Ottawa may not accept the concept and value of national energy corridors, but Alberta and First Nations do.
Hopefully, the proposed Wawatewak pipeline corridor, from Alberta to Churchill, Man., to transport hydrogen to both rural communities and the export market, will join the existing First Nations pipeline collaboration with Enbridge, as well as the existing Coastal GasLink collaboration.
These are examples of what Ottawa could/should have been doing over the past 10 years to bolster our nation’s economy, strengthen our small isolated communities, improve our living standards and simultaneously target net-zero.
Bob Mackan, Strathmore
Streets aren’t for pedestrians
Once again I am dismayed by my fellow citizens who insist upon walking and running in the middle of our residential streets.
I understand in the pandemic we started to use our roadways as walking paths, but the pandemic has passed, thankfully.
We have sidewalks on either side of most roadways in residential areas specifically for the use of foot traffic so that the roadways are clear for the use of motor and cycle traffic.
Let’s get back to using our sidewalks.
Carol Mannas, Calgary
Enforce rules on private health care
Albertans have been forced to accept “For-profit” health-care lab services.

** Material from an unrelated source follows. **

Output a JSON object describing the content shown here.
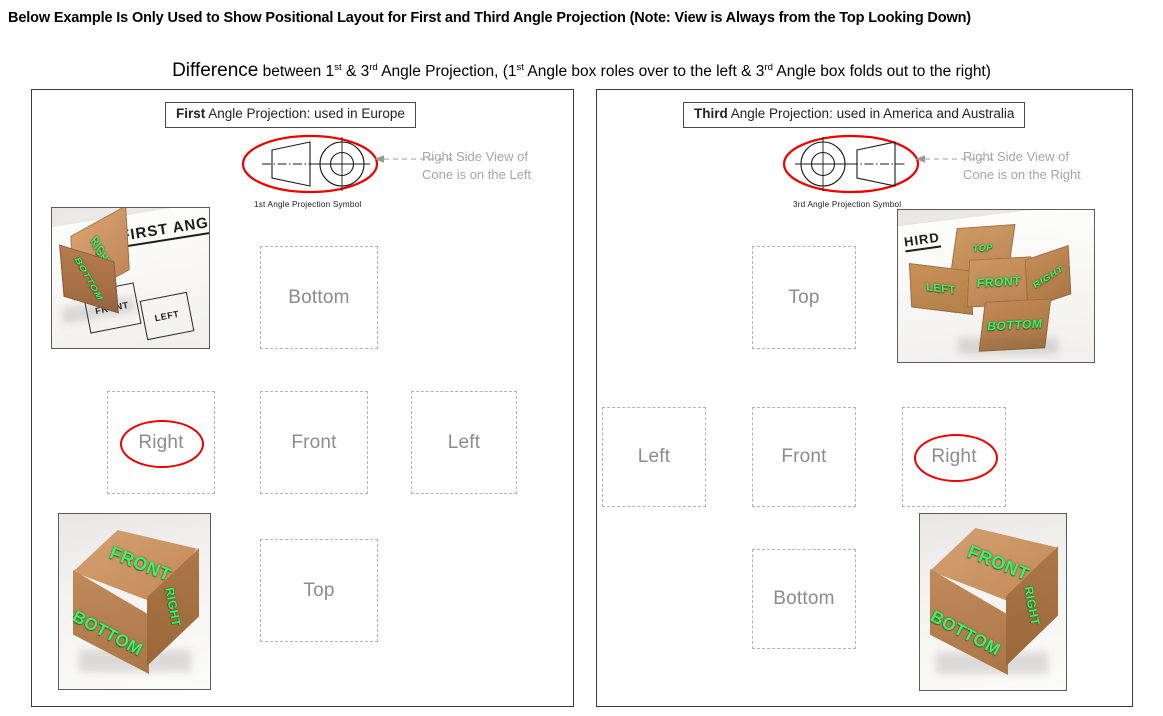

DynaLife has consistently refused to provide Albertans with acceptable and accessible lab testing services. As a for-profit private company with an exclusive contract to provide these lab services, they should be fined heavily for refusing these services as federally mandated equal treatment health-care services policy Canada.
In the United States, when you pay, you at least receive a health-care service.

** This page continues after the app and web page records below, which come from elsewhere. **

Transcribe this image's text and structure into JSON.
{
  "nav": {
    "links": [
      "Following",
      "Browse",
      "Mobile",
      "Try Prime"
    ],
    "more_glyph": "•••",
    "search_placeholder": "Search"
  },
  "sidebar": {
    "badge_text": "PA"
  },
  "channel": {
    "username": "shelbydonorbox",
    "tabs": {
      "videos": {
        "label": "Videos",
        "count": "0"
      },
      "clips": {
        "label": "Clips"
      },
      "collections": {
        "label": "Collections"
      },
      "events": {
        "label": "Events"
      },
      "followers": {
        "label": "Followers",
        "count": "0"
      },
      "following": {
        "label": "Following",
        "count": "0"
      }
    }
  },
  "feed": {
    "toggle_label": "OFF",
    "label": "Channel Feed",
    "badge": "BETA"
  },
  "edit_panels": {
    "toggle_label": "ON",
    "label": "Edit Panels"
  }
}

Jennifer Benner, Calgary
City policy snarling traffic
When will the city reverse this ridiculous policy of delivery and synchronizing traffic lights? I have heard that it is to “calm the traffic.” It is certainly slowing down the traffic with the inevitable results of more congestion, frayed nerves, more fuel consumption, more pollution and longer commute times.
Is all of this supposed to be a good thing?

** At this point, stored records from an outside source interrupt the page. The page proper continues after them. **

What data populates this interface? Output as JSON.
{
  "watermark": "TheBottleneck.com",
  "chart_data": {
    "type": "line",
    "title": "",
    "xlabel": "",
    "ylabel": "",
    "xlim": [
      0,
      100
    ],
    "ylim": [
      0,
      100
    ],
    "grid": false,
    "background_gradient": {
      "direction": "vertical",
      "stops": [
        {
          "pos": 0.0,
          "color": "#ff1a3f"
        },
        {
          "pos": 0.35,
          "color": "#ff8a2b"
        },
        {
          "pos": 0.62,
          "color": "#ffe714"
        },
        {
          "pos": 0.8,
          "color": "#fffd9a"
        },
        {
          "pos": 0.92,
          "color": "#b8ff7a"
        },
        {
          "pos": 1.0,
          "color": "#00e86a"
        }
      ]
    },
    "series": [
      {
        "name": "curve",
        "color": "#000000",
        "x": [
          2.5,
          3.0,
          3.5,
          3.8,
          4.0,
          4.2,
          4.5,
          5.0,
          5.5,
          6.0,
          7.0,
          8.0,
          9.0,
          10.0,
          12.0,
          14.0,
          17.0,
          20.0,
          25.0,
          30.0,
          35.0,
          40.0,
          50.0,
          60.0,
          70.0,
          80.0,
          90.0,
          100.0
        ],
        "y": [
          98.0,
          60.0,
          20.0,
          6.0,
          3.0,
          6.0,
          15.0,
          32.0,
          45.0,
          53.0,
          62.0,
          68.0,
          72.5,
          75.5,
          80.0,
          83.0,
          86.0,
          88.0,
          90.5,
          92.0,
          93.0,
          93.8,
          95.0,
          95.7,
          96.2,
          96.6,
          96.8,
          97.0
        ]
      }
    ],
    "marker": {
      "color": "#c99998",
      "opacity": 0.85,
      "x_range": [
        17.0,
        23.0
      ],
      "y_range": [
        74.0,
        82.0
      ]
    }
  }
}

The traffic department needs to realize that it exists for the purposes of facilitating the movement of traffic throughout Calgary, nor to make driving in the city often unbearable and extremely stressful exercise.
Bill Stemp, Calgary
Energy transition needs dose of reality
It’s no wonder Albertans are worried about talk of having to accelerate the change in electricity generation from fossil fuels to renewables by 2030. We have a relatively small population (4.4 million) spread over a large area. We have one of the coldest climates of the 10 Canadian provinces.
Our electric grid is powered by 12 per cent coal, 73 per cent natural gas and only 13 per cent renewables. To transition entirely from fossil fuels, not only would we have to replace 85 per cent of our existing generating capacity, but we also have to almost triple that capacity to power the EV transition.
In only 12 years?
Someone has to get a grip on reality here and develop realistic, sensible plans for our clean energy future. Maybe 2050 is a realistic target after all.
D.R. Brown, Cochrane